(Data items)
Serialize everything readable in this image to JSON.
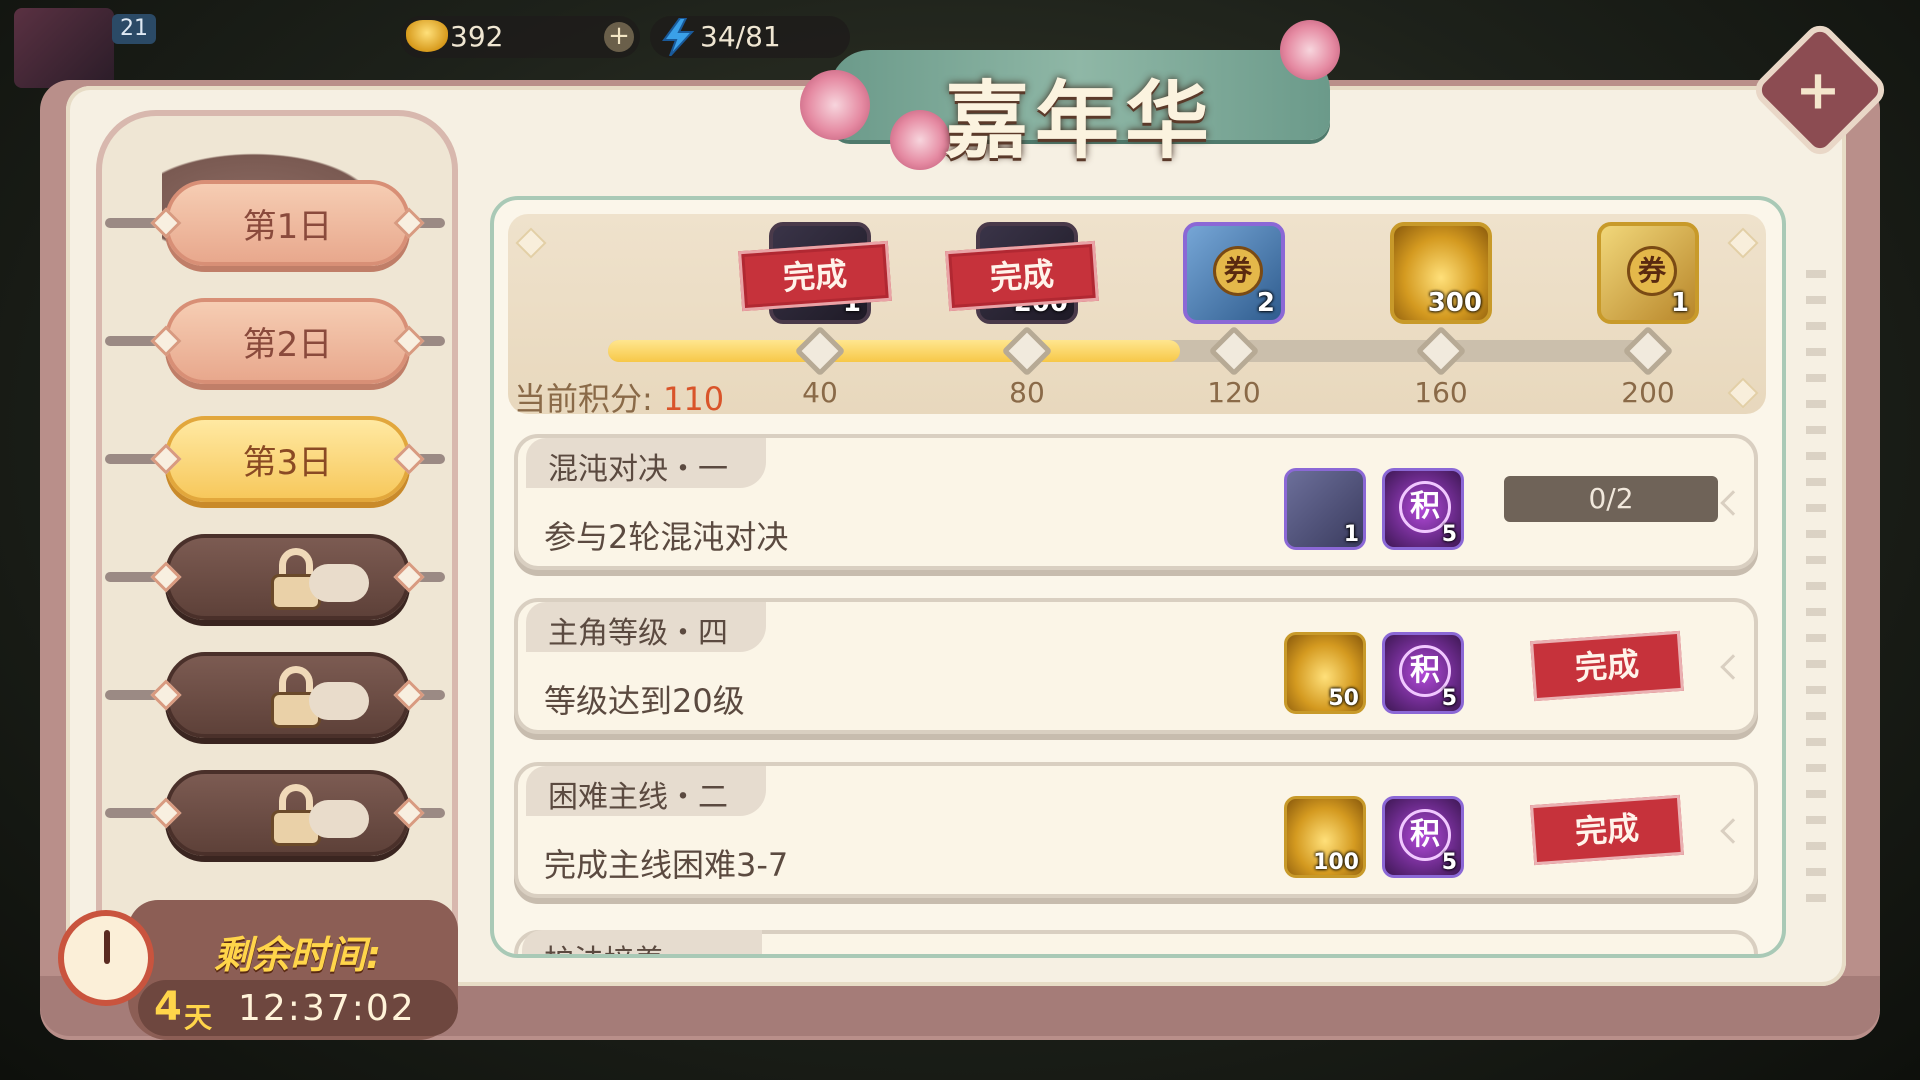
{
  "topbar": {
    "level": "21",
    "gold": "392",
    "energy": "34/81"
  },
  "title": "嘉年华",
  "days": [
    {
      "label": "第1日",
      "state": "normal"
    },
    {
      "label": "第2日",
      "state": "normal"
    },
    {
      "label": "第3日",
      "state": "active"
    },
    {
      "label": "",
      "state": "locked"
    },
    {
      "label": "",
      "state": "locked"
    },
    {
      "label": "",
      "state": "locked"
    }
  ],
  "timer": {
    "label": "剩余时间:",
    "days": "4",
    "unit": "天",
    "time": "12:37:02"
  },
  "rewards": {
    "score_label": "当前积分:",
    "score_value": "110",
    "score_fraction": 0.55,
    "milestones": [
      {
        "points": "40",
        "count": "1",
        "kind": "dark",
        "done": true,
        "done_label": "完成"
      },
      {
        "points": "80",
        "count": "200",
        "kind": "dark",
        "done": true,
        "done_label": "完成"
      },
      {
        "points": "120",
        "count": "2",
        "kind": "blue-ticket",
        "done": false,
        "icon_char": "券"
      },
      {
        "points": "160",
        "count": "300",
        "kind": "gold",
        "done": false
      },
      {
        "points": "200",
        "count": "1",
        "kind": "gold-ticket",
        "done": false,
        "icon_char": "券"
      }
    ]
  },
  "tasks": [
    {
      "title": "混沌对决・一",
      "desc": "参与2轮混沌对决",
      "rewards": [
        {
          "kind": "card",
          "count": "1"
        },
        {
          "kind": "point",
          "char": "积",
          "count": "5"
        }
      ],
      "progress": "0/2",
      "done": false
    },
    {
      "title": "主角等级・四",
      "desc": "等级达到20级",
      "rewards": [
        {
          "kind": "gold",
          "count": "50"
        },
        {
          "kind": "point",
          "char": "积",
          "count": "5"
        }
      ],
      "done": true,
      "done_label": "完成"
    },
    {
      "title": "困难主线・二",
      "desc": "完成主线困难3-7",
      "rewards": [
        {
          "kind": "gold",
          "count": "100"
        },
        {
          "kind": "point",
          "char": "积",
          "count": "5"
        }
      ],
      "done": true,
      "done_label": "完成"
    }
  ],
  "partial_task_title": "护法培养"
}
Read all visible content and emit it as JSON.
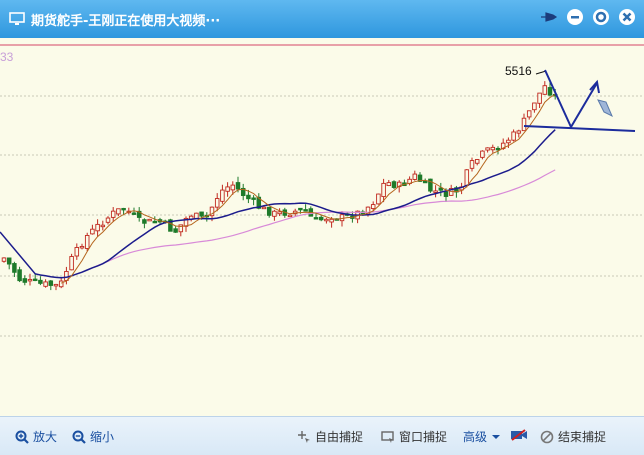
{
  "window": {
    "title": "期货舵手-王刚正在使用大视频···",
    "corner_number": "33",
    "peak_label": "5516"
  },
  "toolbar": {
    "zoom_in": "放大",
    "zoom_out": "缩小",
    "free_capture": "自由捕捉",
    "window_capture": "窗口捕捉",
    "advanced": "高级",
    "end_capture": "结束捕捉"
  },
  "colors": {
    "title_bar": "#2e97de",
    "chart_bg": "#fbfbe9",
    "up_candle": "#c0281e",
    "down_candle": "#1e7a2a",
    "ma_short": "#b5651d",
    "ma_mid": "#1c1c8c",
    "ma_long": "#d88ad8",
    "annotation": "#1c2c9c"
  }
}
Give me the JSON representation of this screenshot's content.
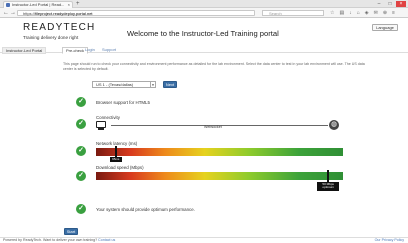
{
  "browser": {
    "tab_title": "Instructor-Led Portal | Read...",
    "url_prefix": "https://",
    "url_host": "fileproject.readydeploy.portal.net",
    "search_placeholder": "Search"
  },
  "brand": {
    "logo_text": "READYTECH",
    "tagline": "Training delivery done right"
  },
  "header": {
    "title": "Welcome to the Instructor-Led Training portal",
    "language": "Language"
  },
  "nav": {
    "tabs": [
      "Instructor-Led Portal",
      "Pre-check",
      "Login",
      "Support"
    ]
  },
  "intro": {
    "text": "This page should run to check your connectivity and environment performance as detailed for the lab environment. Select the data center to test in your lab environment will use. The US data center is selected by default."
  },
  "datacenter": {
    "selected": "US 1 - (Texas/dallas)",
    "next_label": "Next"
  },
  "checks": {
    "html5": "Browser support for HTML5",
    "connectivity": "Connectivity",
    "connectivity_status": "Websocket",
    "latency": "Network latency (ms)",
    "latency_value": "65ms",
    "download": "Download speed (Mbps)",
    "download_value": "50 Mbps optimum",
    "latency_fraction": 0.08,
    "download_fraction": 0.94,
    "result": "Your system should provide optimum performance."
  },
  "start_label": "Start",
  "footer": {
    "powered": "Powered by ReadyTech. Want to deliver your own training?",
    "contact": "Contact us",
    "privacy": "Our Privacy Policy"
  }
}
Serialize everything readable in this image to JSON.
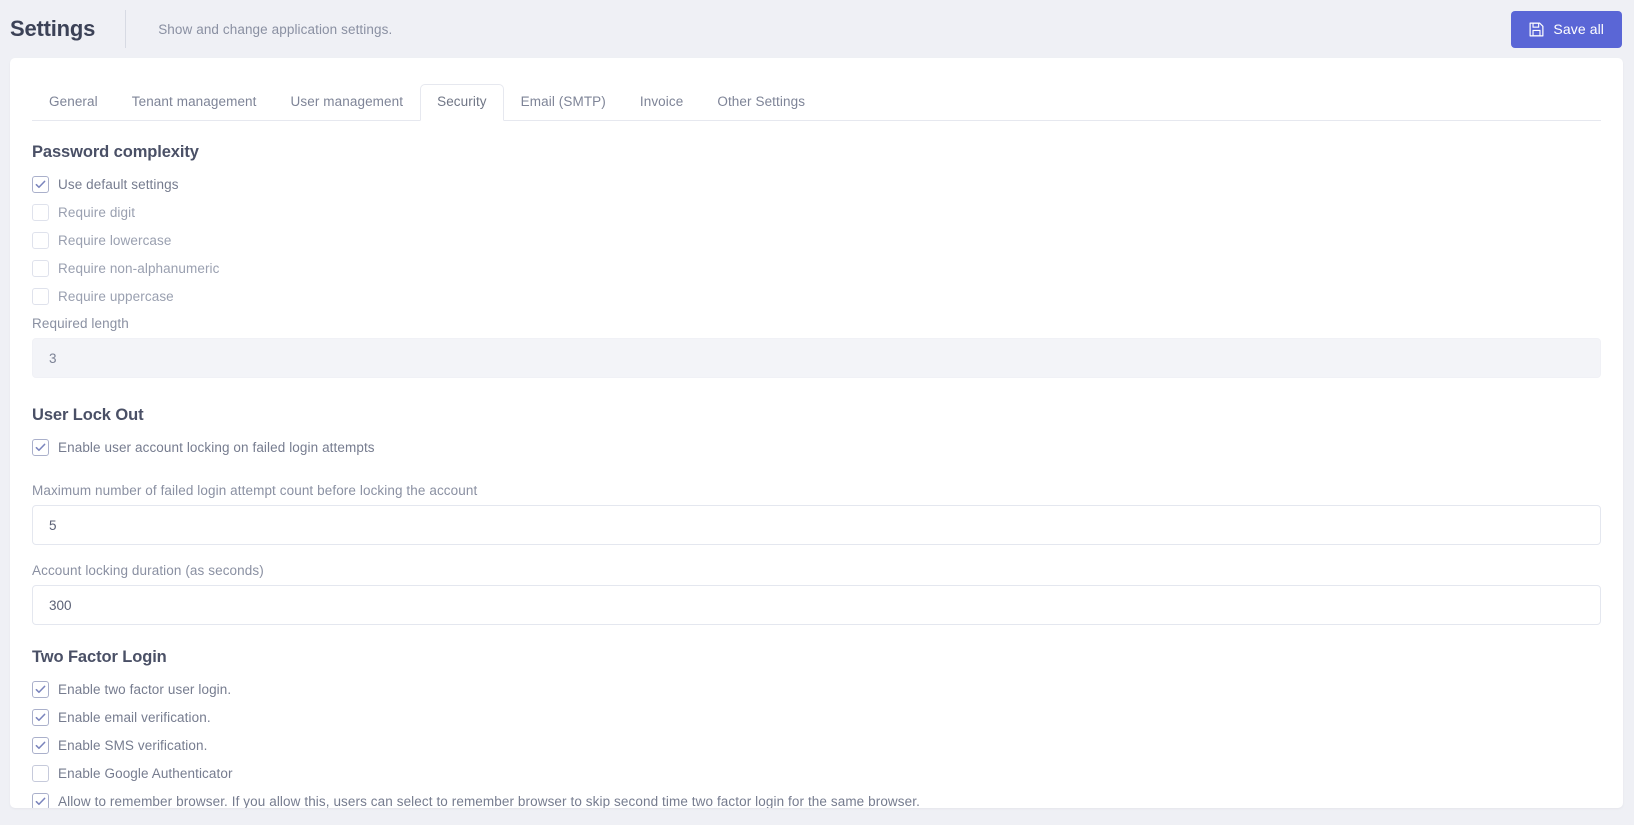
{
  "header": {
    "title": "Settings",
    "subtitle": "Show and change application settings.",
    "save_label": "Save all",
    "save_icon": "floppy-disk-save-icon",
    "accent_color": "#5a66d6"
  },
  "tabs": [
    {
      "label": "General",
      "active": false
    },
    {
      "label": "Tenant management",
      "active": false
    },
    {
      "label": "User management",
      "active": false
    },
    {
      "label": "Security",
      "active": true
    },
    {
      "label": "Email (SMTP)",
      "active": false
    },
    {
      "label": "Invoice",
      "active": false
    },
    {
      "label": "Other Settings",
      "active": false
    }
  ],
  "sections": {
    "password_complexity": {
      "title": "Password complexity",
      "checkboxes": [
        {
          "label": "Use default settings",
          "checked": true,
          "disabled": false
        },
        {
          "label": "Require digit",
          "checked": false,
          "disabled": true
        },
        {
          "label": "Require lowercase",
          "checked": false,
          "disabled": true
        },
        {
          "label": "Require non-alphanumeric",
          "checked": false,
          "disabled": true
        },
        {
          "label": "Require uppercase",
          "checked": false,
          "disabled": true
        }
      ],
      "required_length": {
        "label": "Required length",
        "value": "3",
        "disabled": true
      }
    },
    "user_lock_out": {
      "title": "User Lock Out",
      "enable_checkbox": {
        "label": "Enable user account locking on failed login attempts",
        "checked": true
      },
      "max_failed_attempts": {
        "label": "Maximum number of failed login attempt count before locking the account",
        "value": "5"
      },
      "lock_duration": {
        "label": "Account locking duration (as seconds)",
        "value": "300"
      }
    },
    "two_factor_login": {
      "title": "Two Factor Login",
      "checkboxes": [
        {
          "label": "Enable two factor user login.",
          "checked": true
        },
        {
          "label": "Enable email verification.",
          "checked": true
        },
        {
          "label": "Enable SMS verification.",
          "checked": true
        },
        {
          "label": "Enable Google Authenticator",
          "checked": false
        },
        {
          "label": "Allow to remember browser. If you allow this, users can select to remember browser to skip second time two factor login for the same browser.",
          "checked": true
        }
      ]
    }
  }
}
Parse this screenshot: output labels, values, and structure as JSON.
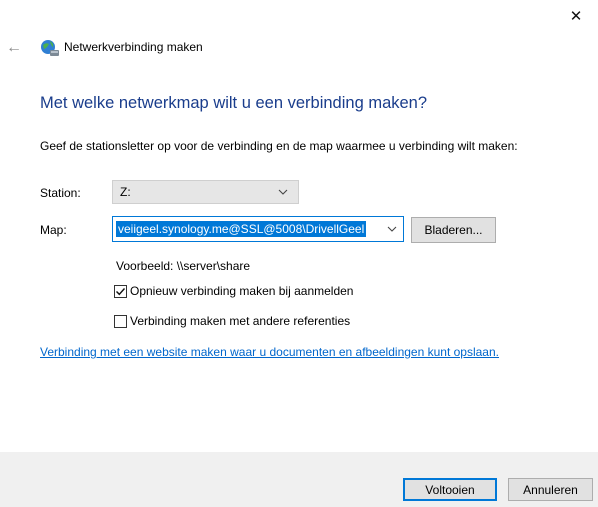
{
  "window": {
    "close_glyph": "✕",
    "back_glyph": "←",
    "title": "Netwerkverbinding maken"
  },
  "main": {
    "heading": "Met welke netwerkmap wilt u een verbinding maken?",
    "instruction": "Geef de stationsletter op voor de verbinding en de map waarmee u verbinding wilt maken:",
    "station_label": "Station:",
    "station_value": "Z:",
    "map_label": "Map:",
    "map_value": "veiigeel.synology.me@SSL@5008\\DrivellGeel",
    "browse_label": "Bladeren...",
    "example_text": "Voorbeeld: \\\\server\\share",
    "checkboxes": [
      {
        "label": "Opnieuw verbinding maken bij aanmelden",
        "checked": true
      },
      {
        "label": "Verbinding maken met andere referenties",
        "checked": false
      }
    ],
    "website_link": "Verbinding met een website maken waar u documenten en afbeeldingen kunt opslaan."
  },
  "footer": {
    "finish_label": "Voltooien",
    "cancel_label": "Annuleren"
  },
  "colors": {
    "heading": "#1a3d8c",
    "accent": "#0078d7",
    "link": "#0066cc",
    "footer_bg": "#f0f0f0"
  },
  "icons": [
    "close-icon",
    "back-arrow-icon",
    "network-drive-icon",
    "chevron-down-icon",
    "checkmark-icon"
  ]
}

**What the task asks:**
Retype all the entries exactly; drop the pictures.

**Solution:**
Serialize everything readable in this image to JSON.
{
  "topbar": {
    "level": "21",
    "gold": "392",
    "energy": "34/81"
  },
  "title": "嘉年华",
  "days": [
    {
      "label": "第1日",
      "state": "normal"
    },
    {
      "label": "第2日",
      "state": "normal"
    },
    {
      "label": "第3日",
      "state": "active"
    },
    {
      "label": "",
      "state": "locked"
    },
    {
      "label": "",
      "state": "locked"
    },
    {
      "label": "",
      "state": "locked"
    }
  ],
  "timer": {
    "label": "剩余时间:",
    "days": "4",
    "unit": "天",
    "time": "12:37:02"
  },
  "rewards": {
    "score_label": "当前积分:",
    "score_value": "110",
    "score_fraction": 0.55,
    "milestones": [
      {
        "points": "40",
        "count": "1",
        "kind": "dark",
        "done": true,
        "done_label": "完成"
      },
      {
        "points": "80",
        "count": "200",
        "kind": "dark",
        "done": true,
        "done_label": "完成"
      },
      {
        "points": "120",
        "count": "2",
        "kind": "blue-ticket",
        "done": false,
        "icon_char": "券"
      },
      {
        "points": "160",
        "count": "300",
        "kind": "gold",
        "done": false
      },
      {
        "points": "200",
        "count": "1",
        "kind": "gold-ticket",
        "done": false,
        "icon_char": "券"
      }
    ]
  },
  "tasks": [
    {
      "title": "混沌对决・一",
      "desc": "参与2轮混沌对决",
      "rewards": [
        {
          "kind": "card",
          "count": "1"
        },
        {
          "kind": "point",
          "char": "积",
          "count": "5"
        }
      ],
      "progress": "0/2",
      "done": false
    },
    {
      "title": "主角等级・四",
      "desc": "等级达到20级",
      "rewards": [
        {
          "kind": "gold",
          "count": "50"
        },
        {
          "kind": "point",
          "char": "积",
          "count": "5"
        }
      ],
      "done": true,
      "done_label": "完成"
    },
    {
      "title": "困难主线・二",
      "desc": "完成主线困难3-7",
      "rewards": [
        {
          "kind": "gold",
          "count": "100"
        },
        {
          "kind": "point",
          "char": "积",
          "count": "5"
        }
      ],
      "done": true,
      "done_label": "完成"
    }
  ],
  "partial_task_title": "护法培养"
}
Read all visible content and emit it as JSON.
{
  "window": {
    "title": "期货舵手-王刚正在使用大视频···",
    "corner_number": "33",
    "peak_label": "5516"
  },
  "toolbar": {
    "zoom_in": "放大",
    "zoom_out": "缩小",
    "free_capture": "自由捕捉",
    "window_capture": "窗口捕捉",
    "advanced": "高级",
    "end_capture": "结束捕捉"
  },
  "colors": {
    "title_bar": "#2e97de",
    "chart_bg": "#fbfbe9",
    "up_candle": "#c0281e",
    "down_candle": "#1e7a2a",
    "ma_short": "#b5651d",
    "ma_mid": "#1c1c8c",
    "ma_long": "#d88ad8",
    "annotation": "#1c2c9c"
  }
}
Give me the JSON representation of this screenshot's content.
{
  "browser": {
    "tab_title": "Instructor-Led Portal | Read...",
    "url_prefix": "https://",
    "url_host": "fileproject.readydeploy.portal.net",
    "search_placeholder": "Search"
  },
  "brand": {
    "logo_text": "READYTECH",
    "tagline": "Training delivery done right"
  },
  "header": {
    "title": "Welcome to the Instructor-Led Training portal",
    "language": "Language"
  },
  "nav": {
    "tabs": [
      "Instructor-Led Portal",
      "Pre-check",
      "Login",
      "Support"
    ]
  },
  "intro": {
    "text": "This page should run to check your connectivity and environment performance as detailed for the lab environment. Select the data center to test in your lab environment will use. The US data center is selected by default."
  },
  "datacenter": {
    "selected": "US 1 - (Texas/dallas)",
    "next_label": "Next"
  },
  "checks": {
    "html5": "Browser support for HTML5",
    "connectivity": "Connectivity",
    "connectivity_status": "Websocket",
    "latency": "Network latency (ms)",
    "latency_value": "65ms",
    "download": "Download speed (Mbps)",
    "download_value": "50 Mbps optimum",
    "latency_fraction": 0.08,
    "download_fraction": 0.94,
    "result": "Your system should provide optimum performance."
  },
  "start_label": "Start",
  "footer": {
    "powered": "Powered by ReadyTech. Want to deliver your own training?",
    "contact": "Contact us",
    "privacy": "Our Privacy Policy"
  }
}
Serialize everything readable in this image to JSON.
{
  "header": {
    "title": "Settings",
    "subtitle": "Show and change application settings.",
    "save_label": "Save all",
    "save_icon": "floppy-disk-save-icon",
    "accent_color": "#5a66d6"
  },
  "tabs": [
    {
      "label": "General",
      "active": false
    },
    {
      "label": "Tenant management",
      "active": false
    },
    {
      "label": "User management",
      "active": false
    },
    {
      "label": "Security",
      "active": true
    },
    {
      "label": "Email (SMTP)",
      "active": false
    },
    {
      "label": "Invoice",
      "active": false
    },
    {
      "label": "Other Settings",
      "active": false
    }
  ],
  "sections": {
    "password_complexity": {
      "title": "Password complexity",
      "checkboxes": [
        {
          "label": "Use default settings",
          "checked": true,
          "disabled": false
        },
        {
          "label": "Require digit",
          "checked": false,
          "disabled": true
        },
        {
          "label": "Require lowercase",
          "checked": false,
          "disabled": true
        },
        {
          "label": "Require non-alphanumeric",
          "checked": false,
          "disabled": true
        },
        {
          "label": "Require uppercase",
          "checked": false,
          "disabled": true
        }
      ],
      "required_length": {
        "label": "Required length",
        "value": "3",
        "disabled": true
      }
    },
    "user_lock_out": {
      "title": "User Lock Out",
      "enable_checkbox": {
        "label": "Enable user account locking on failed login attempts",
        "checked": true
      },
      "max_failed_attempts": {
        "label": "Maximum number of failed login attempt count before locking the account",
        "value": "5"
      },
      "lock_duration": {
        "label": "Account locking duration (as seconds)",
        "value": "300"
      }
    },
    "two_factor_login": {
      "title": "Two Factor Login",
      "checkboxes": [
        {
          "label": "Enable two factor user login.",
          "checked": true
        },
        {
          "label": "Enable email verification.",
          "checked": true
        },
        {
          "label": "Enable SMS verification.",
          "checked": true
        },
        {
          "label": "Enable Google Authenticator",
          "checked": false
        },
        {
          "label": "Allow to remember browser. If you allow this, users can select to remember browser to skip second time two factor login for the same browser.",
          "checked": true
        }
      ]
    }
  }
}
Parse this screenshot: output labels, values, and structure as JSON.
{
  "window": {
    "close_glyph": "✕",
    "back_glyph": "←",
    "title": "Netwerkverbinding maken"
  },
  "main": {
    "heading": "Met welke netwerkmap wilt u een verbinding maken?",
    "instruction": "Geef de stationsletter op voor de verbinding en de map waarmee u verbinding wilt maken:",
    "station_label": "Station:",
    "station_value": "Z:",
    "map_label": "Map:",
    "map_value": "veiigeel.synology.me@SSL@5008\\DrivellGeel",
    "browse_label": "Bladeren...",
    "example_text": "Voorbeeld: \\\\server\\share",
    "checkboxes": [
      {
        "label": "Opnieuw verbinding maken bij aanmelden",
        "checked": true
      },
      {
        "label": "Verbinding maken met andere referenties",
        "checked": false
      }
    ],
    "website_link": "Verbinding met een website maken waar u documenten en afbeeldingen kunt opslaan."
  },
  "footer": {
    "finish_label": "Voltooien",
    "cancel_label": "Annuleren"
  },
  "colors": {
    "heading": "#1a3d8c",
    "accent": "#0078d7",
    "link": "#0066cc",
    "footer_bg": "#f0f0f0"
  },
  "icons": [
    "close-icon",
    "back-arrow-icon",
    "network-drive-icon",
    "chevron-down-icon",
    "checkmark-icon"
  ]
}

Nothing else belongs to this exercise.